^As a result, the airman claims that Luke Air Force Base ^sent two F-15s to investigate. Upon their return to base, here’s how the airman described the pilot of one of the F-15s. Quote, the command pilot of this particular flight, I’ve never seen this man scared, and he was scared to death. He’s not sure what it was. His statement was that they followed this aircraft, it went on a straight-line course. He saw five distinct lights in a triangular pattern. How often would this happen where the military has stealth planes out that they don’t tell Air Force bases about? – It’s possible. – That seems wildly counterproductive to me. You don’t wanna be sending out a bunch of planes to investigate things when you could easily be like “oh yeah, that’s one of ours.” – Yeah, I just feel like the military, you know, it’s hard to pin down. Hard to pin down what they might do. – I think I just made a good point.
– I mean, certainly, certainly a good point for you. – After this revelation, the airman claimed ^the Air Force base, quote, had a complete lockdown. ^All hell broke loose basically ^and the facility was closed, end quote. Noteworthy is that this encounter occurred around PM at the time of the first sighting, about an hour and a half before the military claims they dropped flares.

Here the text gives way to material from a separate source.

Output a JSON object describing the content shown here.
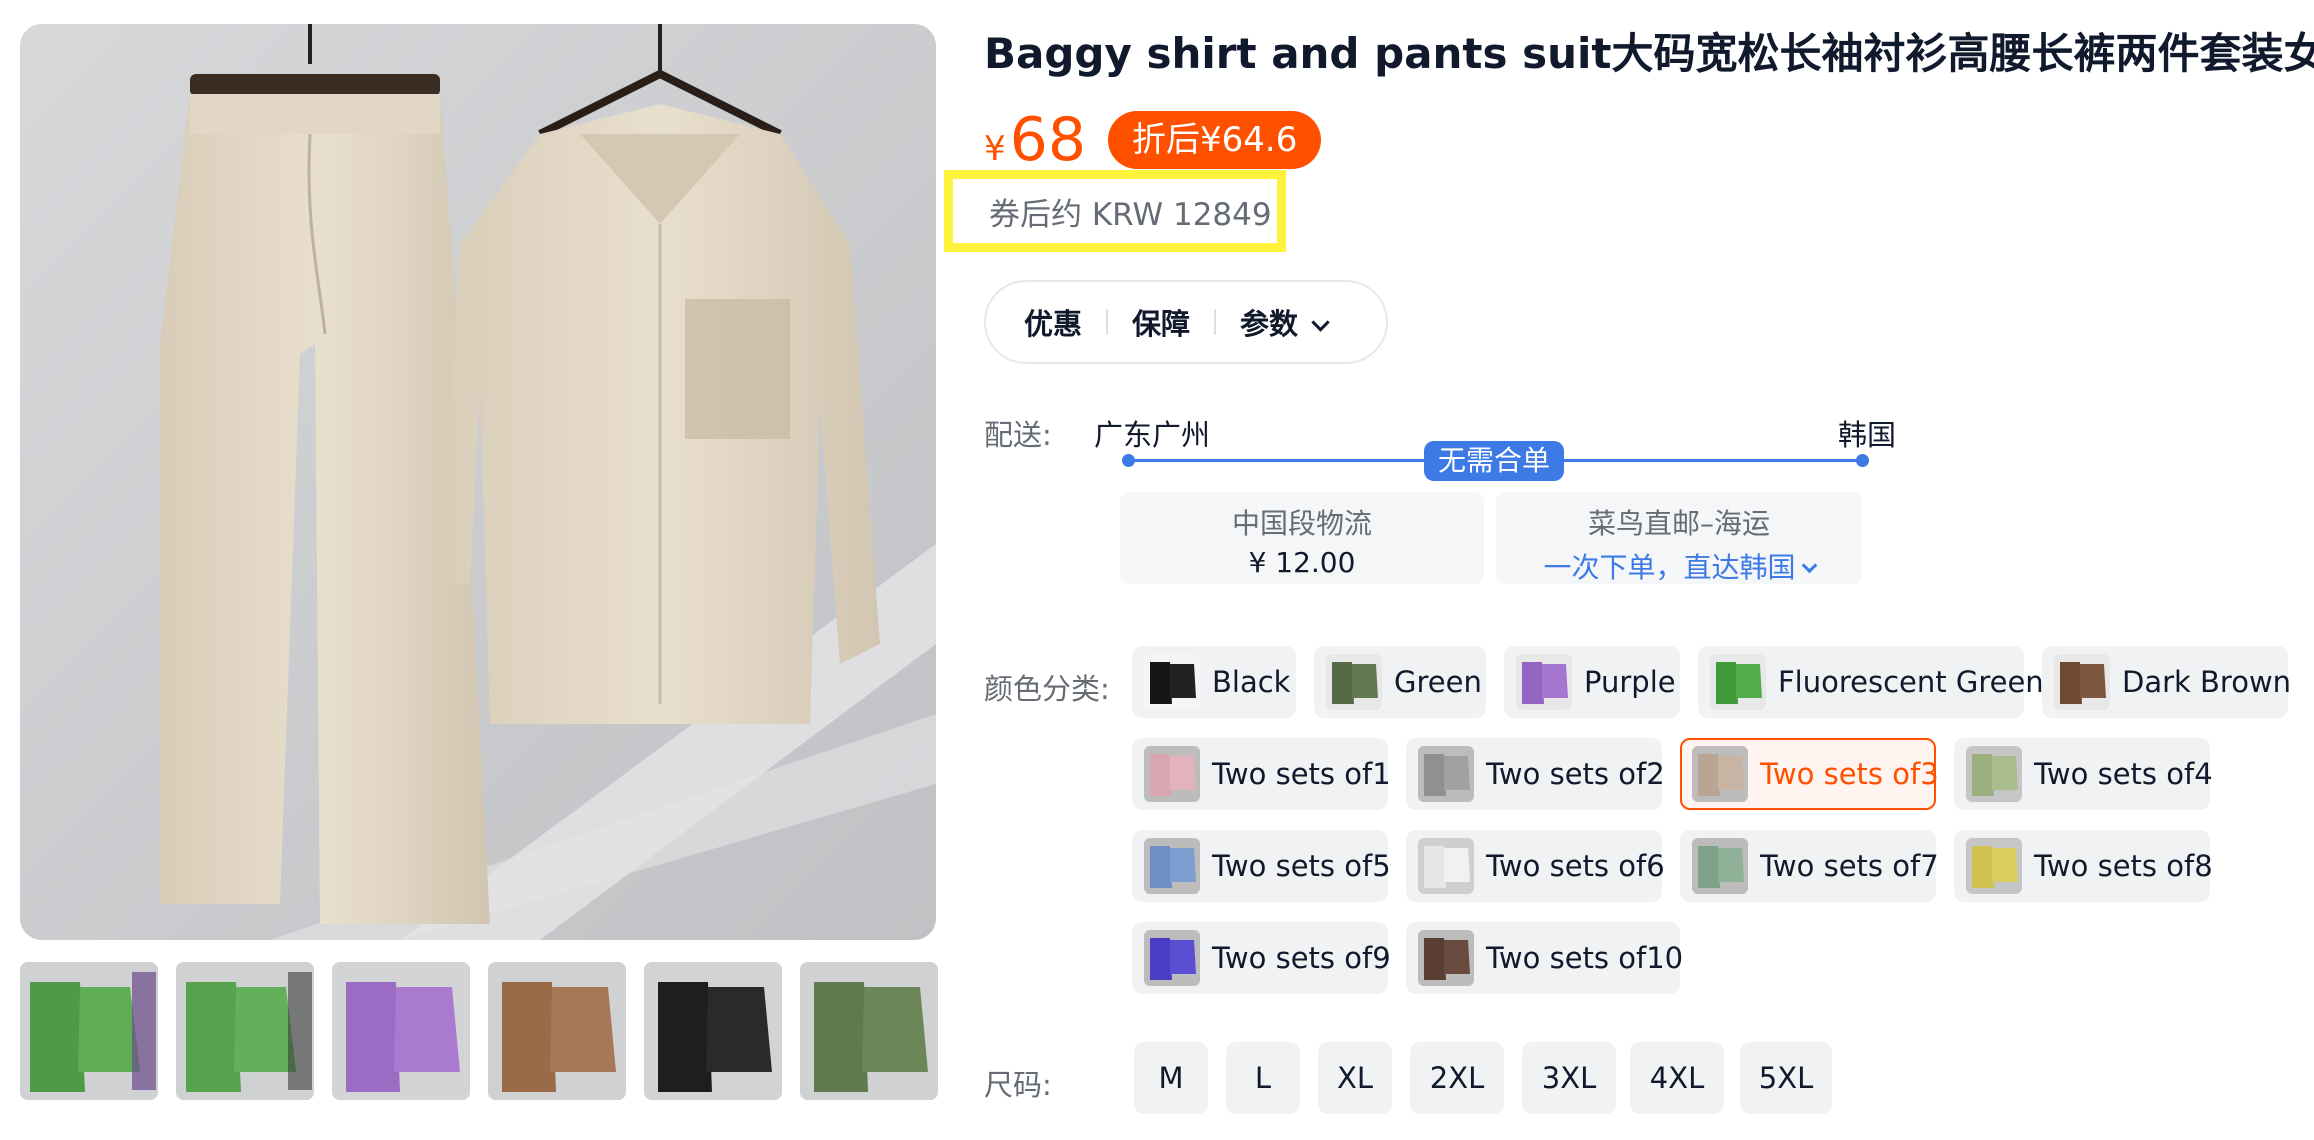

In response, the Air Force has denied this encounter ever took place. Classic. – I love that, yeah. – Classic, do you think they just have a dartboard that they throw whether or not they’re gonna, they’re gonna deny? – Just spin a wheel. – What should we tell them this time? – Yeah. – I think it would be a fun job to be the person who makes up fake stories that the military leaks. – Spin doctor. – Ooh, a spin doctor. – Yeah. – And then he spins his wheel– – Oh, he spins a wheel! – That has topics on it– – It’s all very literal. – And it has topics on it. – We’re going with flares, unfortunately. – And everyone in the office who had flares in their pool is like “yeah!” – They choke Alf a little bit more. (Ryan laughs) – It makes sense that the Air Force would deny this story, since denying interest in UFOs is something that the government has already done. ^In December 2017, it was found that the nation’s defense department had used $22 million of their annual $600 billion budget for an advanced aerospace threat identification program. ^Defense department officials admitted that for years, ^the program had been investigating ^unidentified flying objects.
^Here’s a quote from a New York Times article on a 60-minute documentary on this topic detailing documents provided in the documentary. Quote, documents that describe sightings of aircraft that seem to move at very high velocities with no visible signs of propulsion, or that hovered with no apparent means of lift, end quote. Why do you think the government approaches the topic of UFOs with such trepidation? Why do you think they’re so against it? – That’s a great question because as we now know, ever since the ’50s and the ’60s, you know, open-minded people like the three of us and our great audience, we’ve always been laughed at and oh, you know, those are the kooks, those are the crazies. And then there’s reports coming out, well, we’ve been studying this, you know, files and files with hundreds of thousands of documents, world-wide, not just by the US government, but by governments from Brazil, England, all over the place, that ultimately, this stuff has been investigated and the fact that the Pentagon in December of 2017 released a statement saying “hey, we’re investigating UFOs,” that to me indicates that we’ve passed, or we are experiencing a paradigm shift, which is great.
– In the end, neither skeptics nor believers can concretely prove what happened that night. Despite hundreds of witnesses across an entire state, the world seems content to leave what transpired that night as a mystery. Perhaps one day we’ll have an answer, but for now, the case remains unsolved. (mysterious music) .
As found on Youtube